OK. Just to prove that I haven’t been wasting all my time during my quasi-retirement, I wrote a novel last year, Then We Ran. Here’s the blurb: In Then We Ran, a bond to run a marathon each month for a year joins two runners, an older man and a younger woman, as they strive to rebuild their lives.
Now comes the dicey part: figuring out how to best publish the book. And there are plenty of options now, including self-publishing and posting an e-book for those who have a Nook, Kindle and so on. But just for the hell of it, I’m going to pursue the more traditional route of trying to find an agent who will help me land a contract with what I guess is now referred to as a mainstream or traditional publisher.
We’ll see. I know virtually nothing about this — although I see some parallels in the world of book publishing to what I’ve seen (and continue to see) in journalism and the news media. And if nothing else, it will give me something new to opine about occasionally on this blog.
Hey, every time I write these days about the crisis in education, the crashing and burning of America’s middle class, or the pitfalls of a weak economy and long-term unemployment I can almost hear the collective yawn roaring back through my computer screen. And, since I’m barred from opining about Her Royal Hotness, Pippa, for reasons that I won’t elaborate on, well that pretty much only leaves the Anybody-But-Romney Republican presidential hopefuls and the Kardashians. Yawn.
So I’ll spend at least some of my time sharing the experience of trying to get a book published.

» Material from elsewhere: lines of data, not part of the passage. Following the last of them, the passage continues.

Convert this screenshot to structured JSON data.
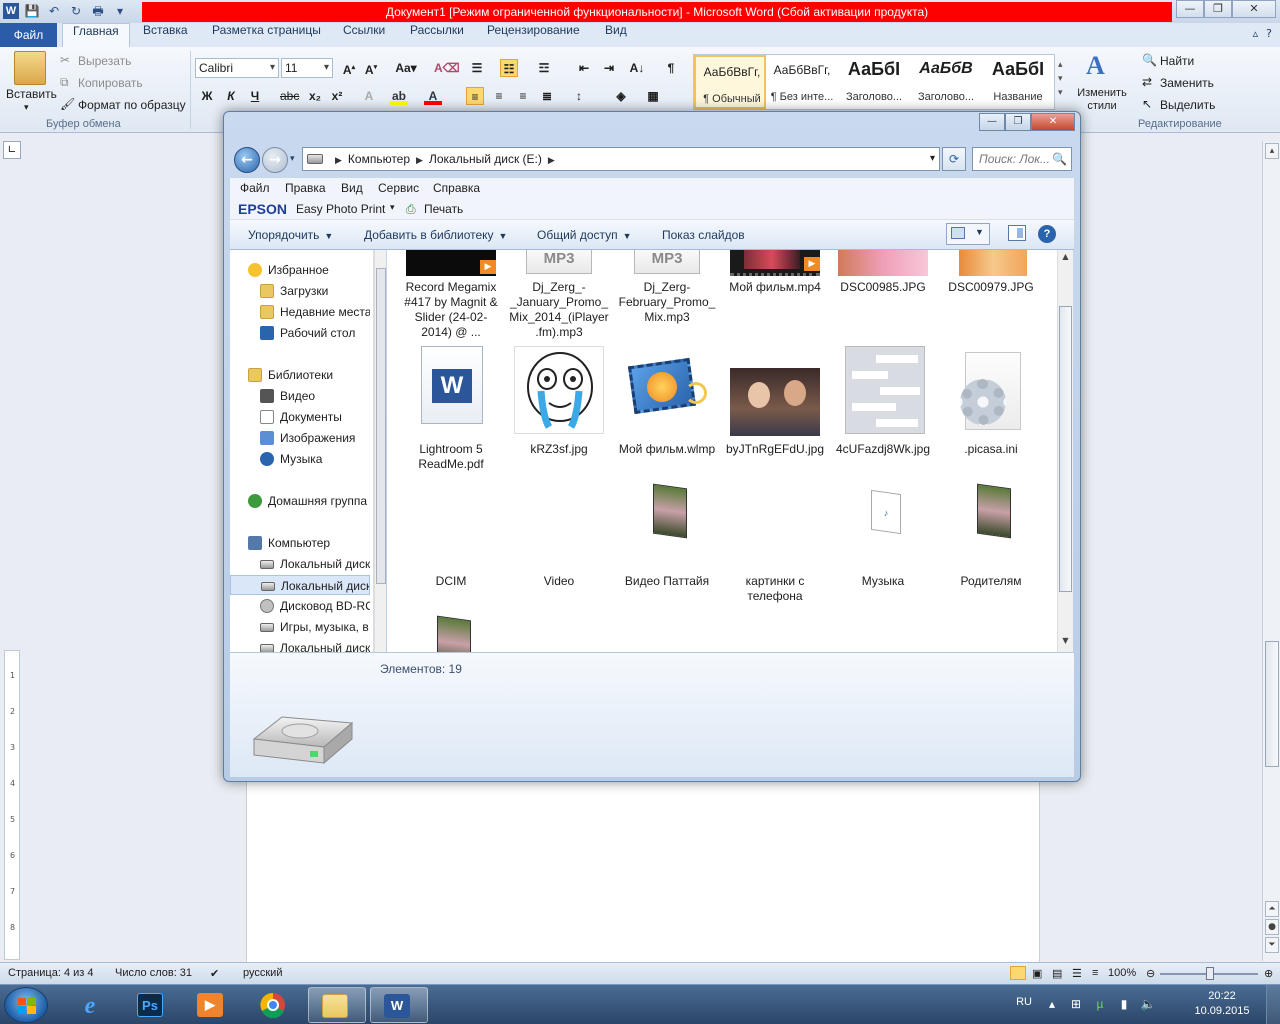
{
  "word": {
    "title": "Документ1 [Режим ограниченной функциональности]  -  Microsoft Word (Сбой активации продукта)",
    "app_icon_letter": "W",
    "tabs": [
      "Главная",
      "Вставка",
      "Разметка страницы",
      "Ссылки",
      "Рассылки",
      "Рецензирование",
      "Вид"
    ],
    "file_tab": "Файл",
    "clipboard": {
      "paste": "Вставить",
      "cut": "Вырезать",
      "copy": "Копировать",
      "format_painter": "Формат по образцу",
      "group": "Буфер обмена"
    },
    "font": {
      "name": "Calibri",
      "size": "11"
    },
    "styles": [
      {
        "sample": "АаБбВвГг,",
        "name": "¶ Обычный"
      },
      {
        "sample": "АаБбВвГг,",
        "name": "¶ Без инте..."
      },
      {
        "sample": "АаБбI",
        "name": "Заголово..."
      },
      {
        "sample": "АаБбВ",
        "name": "Заголово..."
      },
      {
        "sample": "АаБбI",
        "name": "Название"
      }
    ],
    "change_styles": "Изменить стили",
    "editing": {
      "find": "Найти",
      "replace": "Заменить",
      "select": "Выделить",
      "group": "Редактирование"
    },
    "status": {
      "page": "Страница: 4 из 4",
      "words": "Число слов: 31",
      "language": "русский",
      "zoom": "100%"
    }
  },
  "explorer": {
    "address": [
      "Компьютер",
      "Локальный диск (E:)"
    ],
    "search_placeholder": "Поиск: Лок...",
    "menu": [
      "Файл",
      "Правка",
      "Вид",
      "Сервис",
      "Справка"
    ],
    "epson": {
      "brand": "EPSON",
      "photo_print": "Easy Photo Print",
      "print": "Печать"
    },
    "commands": [
      "Упорядочить",
      "Добавить в библиотеку",
      "Общий доступ",
      "Показ слайдов"
    ],
    "nav": [
      {
        "label": "Избранное",
        "type": "star"
      },
      {
        "label": "Загрузки",
        "type": "folder"
      },
      {
        "label": "Недавние места",
        "type": "folder"
      },
      {
        "label": "Рабочий стол",
        "type": "desktop"
      },
      {
        "label": "Библиотеки",
        "type": "library"
      },
      {
        "label": "Видео",
        "type": "video"
      },
      {
        "label": "Документы",
        "type": "doc"
      },
      {
        "label": "Изображения",
        "type": "image"
      },
      {
        "label": "Музыка",
        "type": "music"
      },
      {
        "label": "Домашняя группа",
        "type": "homegroup"
      },
      {
        "label": "Компьютер",
        "type": "computer"
      },
      {
        "label": "Локальный диск",
        "type": "drive"
      },
      {
        "label": "Локальный диск",
        "type": "drive"
      },
      {
        "label": "Дисковод BD-RO",
        "type": "disc"
      },
      {
        "label": "Игры, музыка, в",
        "type": "drive"
      },
      {
        "label": "Локальный диск",
        "type": "drive"
      }
    ],
    "files_row1": [
      {
        "label": "Record Megamix #417 by Magnit & Slider (24-02-2014) @ ...",
        "kind": "video-dark"
      },
      {
        "label": "Dj_Zerg_-_January_Promo_Mix_2014_(iPlayer.fm).mp3",
        "kind": "mp3"
      },
      {
        "label": "Dj_Zerg-February_Promo_Mix.mp3",
        "kind": "mp3"
      },
      {
        "label": "Мой фильм.mp4",
        "kind": "video-film"
      },
      {
        "label": "DSC00985.JPG",
        "kind": "photo-pink"
      },
      {
        "label": "DSC00979.JPG",
        "kind": "photo-orange"
      }
    ],
    "files_row2": [
      {
        "label": "Lightroom 5 ReadMe.pdf",
        "kind": "word-doc"
      },
      {
        "label": "kRZ3sf.jpg",
        "kind": "meme"
      },
      {
        "label": "Мой фильм.wlmp",
        "kind": "moviemaker"
      },
      {
        "label": "byJTnRgEFdU.jpg",
        "kind": "selfie"
      },
      {
        "label": "4cUFazdj8Wk.jpg",
        "kind": "screenshot"
      },
      {
        "label": ".picasa.ini",
        "kind": "settings"
      }
    ],
    "files_row3": [
      {
        "label": "DCIM",
        "kind": "folder"
      },
      {
        "label": "Video",
        "kind": "folder"
      },
      {
        "label": "Видео Паттайя",
        "kind": "folder-photo"
      },
      {
        "label": "картинки с телефона",
        "kind": "folder"
      },
      {
        "label": "Музыка",
        "kind": "folder-mp3"
      },
      {
        "label": "Родителям",
        "kind": "folder-photo"
      }
    ],
    "mp3_badge": "MP3",
    "item_count": "Элементов: 19"
  },
  "taskbar": {
    "apps": [
      "Internet Explorer",
      "Photoshop",
      "Media Player",
      "Chrome",
      "Explorer",
      "Word"
    ],
    "ps_letters": "Ps",
    "lang": "RU",
    "time": "20:22",
    "date": "10.09.2015"
  },
  "colors": {
    "word_blue": "#2a5ca8",
    "title_red": "#ff0000",
    "folder_yellow": "#f3d979",
    "taskbar": "#2b4668"
  }
}
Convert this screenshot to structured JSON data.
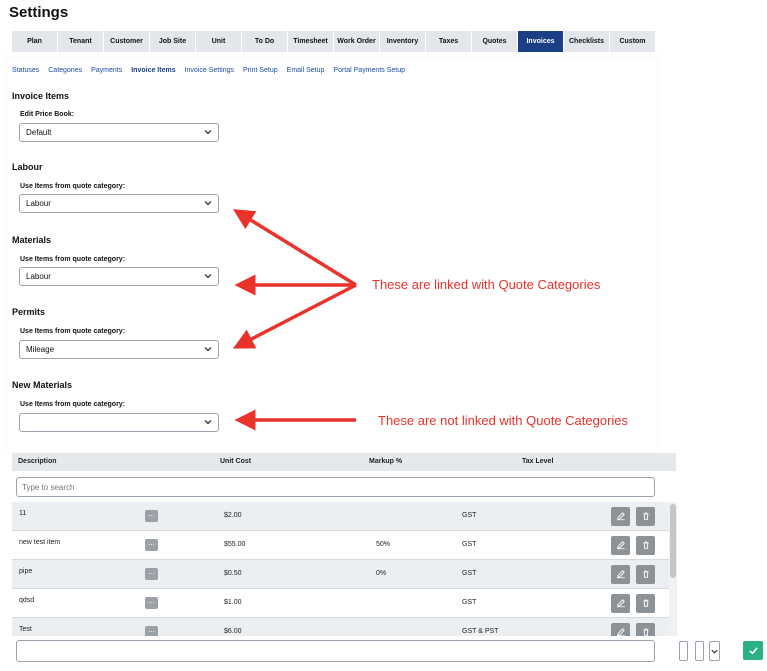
{
  "page": {
    "title": "Settings"
  },
  "main_tabs": [
    "Plan",
    "Tenant",
    "Customer",
    "Job Site",
    "Unit",
    "To Do",
    "Timesheet",
    "Work Order",
    "Inventory",
    "Taxes",
    "Quotes",
    "Invoices",
    "Checklists",
    "Custom"
  ],
  "active_main_tab": "Invoices",
  "sub_tabs": [
    "Statuses",
    "Categories",
    "Payments",
    "Invoice Items",
    "Invoice Settings",
    "Print Setup",
    "Email Setup",
    "Portal Payments Setup"
  ],
  "active_sub_tab": "Invoice Items",
  "invoice_items": {
    "heading": "Invoice Items",
    "price_book_label": "Edit Price Book:",
    "price_book_value": "Default"
  },
  "category_sections": [
    {
      "heading": "Labour",
      "label": "Use Items from quote category:",
      "value": "Labour"
    },
    {
      "heading": "Materials",
      "label": "Use Items from quote category:",
      "value": "Labour"
    },
    {
      "heading": "Permits",
      "label": "Use Items from quote category:",
      "value": "Mileage"
    },
    {
      "heading": "New Materials",
      "label": "Use Items from quote category:",
      "value": ""
    }
  ],
  "annotations": {
    "linked": "These are linked with Quote Categories",
    "not_linked": "These are not linked with Quote Categories",
    "color": "#e8322a"
  },
  "table": {
    "columns": [
      "Description",
      "Unit Cost",
      "Markup %",
      "Tax Level"
    ],
    "search_placeholder": "Type to search",
    "more_label": "...",
    "rows": [
      {
        "description": "11",
        "unit_cost": "$2.00",
        "markup": "",
        "tax": "GST"
      },
      {
        "description": "new test item",
        "unit_cost": "$55.00",
        "markup": "50%",
        "tax": "GST"
      },
      {
        "description": "pipe",
        "unit_cost": "$0.50",
        "markup": "0%",
        "tax": "GST"
      },
      {
        "description": "qdsd",
        "unit_cost": "$1.00",
        "markup": "",
        "tax": "GST"
      },
      {
        "description": "Test",
        "unit_cost": "$6.00",
        "markup": "",
        "tax": "GST & PST"
      }
    ]
  },
  "colors": {
    "active_tab": "#1b3f87",
    "link": "#1a4ea0",
    "confirm": "#2bb084"
  },
  "icons": [
    "chevron-down-icon",
    "edit-icon",
    "trash-icon",
    "check-icon"
  ]
}
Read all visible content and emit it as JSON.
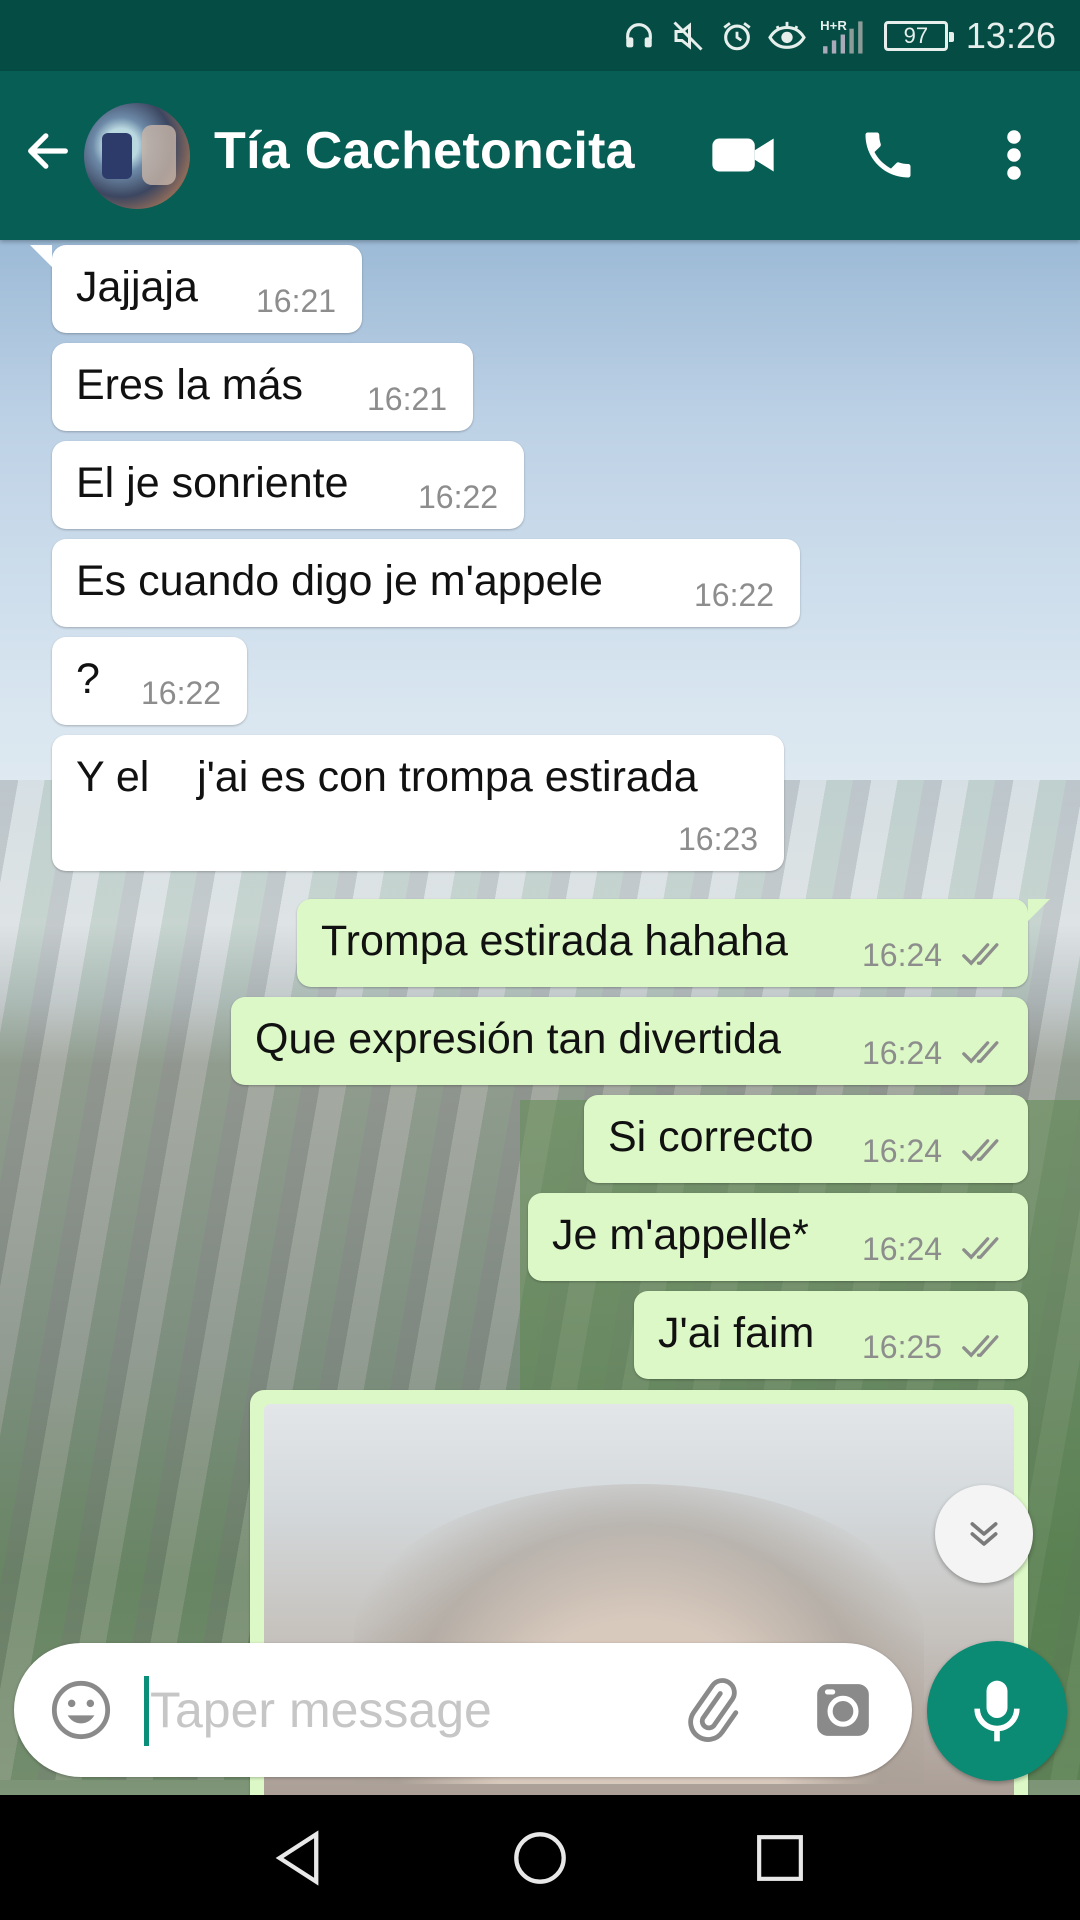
{
  "status_bar": {
    "battery": "97",
    "time": "13:26",
    "network": "H+R",
    "icons": [
      "headset-icon",
      "mute-icon",
      "alarm-icon",
      "eye-icon",
      "signal-icon",
      "battery-icon"
    ]
  },
  "header": {
    "contact_name": "Tía Cachetoncita",
    "icons": [
      "back-arrow-icon",
      "video-call-icon",
      "phone-icon",
      "more-vert-icon"
    ]
  },
  "messages": [
    {
      "direction": "in",
      "text": "Jajjaja",
      "time": "16:21"
    },
    {
      "direction": "in",
      "text": "Eres la más",
      "time": "16:21"
    },
    {
      "direction": "in",
      "text": "El je sonriente",
      "time": "16:22"
    },
    {
      "direction": "in",
      "text": "Es cuando digo je m'appele",
      "time": "16:22"
    },
    {
      "direction": "in",
      "text": "?",
      "time": "16:22"
    },
    {
      "direction": "in",
      "text": "Y el    j'ai es con trompa estirada",
      "time": "16:23"
    },
    {
      "direction": "out",
      "text": "Trompa estirada hahaha",
      "time": "16:24",
      "status": "read"
    },
    {
      "direction": "out",
      "text": "Que expresión tan divertida",
      "time": "16:24",
      "status": "read"
    },
    {
      "direction": "out",
      "text": "Si correcto",
      "time": "16:24",
      "status": "read"
    },
    {
      "direction": "out",
      "text": "Je m'appelle*",
      "time": "16:24",
      "status": "read"
    },
    {
      "direction": "out",
      "text": "J'ai faim",
      "time": "16:25",
      "status": "read"
    },
    {
      "direction": "out",
      "type": "photo"
    }
  ],
  "composer": {
    "placeholder": "Taper message",
    "icons": [
      "emoji-icon",
      "attach-icon",
      "camera-icon",
      "mic-icon"
    ]
  },
  "colors": {
    "header": "#075e54",
    "status_bar": "#054d44",
    "incoming_bubble": "#ffffff",
    "outgoing_bubble": "#dcf8c6",
    "accent": "#0b8a74",
    "read_ticks": "#8d8d8d"
  },
  "nav_bar": {
    "icons": [
      "nav-back-icon",
      "nav-home-icon",
      "nav-recents-icon"
    ]
  }
}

Andy Rooney, the CBS 60 Minutes pundit and writer who died late last year, remarked that he always found it interesting how many people wanted to write a book — if only they had the time. The assumption, he said (and I’m paraphrasing here) was that writing is easy and that anybody could do it but that things like jobs, family and an addiction to reality TV got in the way.
The solution: put off writing the Great American Novel until retirement. Rooney wondered why so many wanted to write a book in retirement — rather than let’s say argue a case before the Supreme Court or perform open heart surgery.
Well, I’ve written a book. Now we’ll see if it would have been easier to go before the Supreme Court.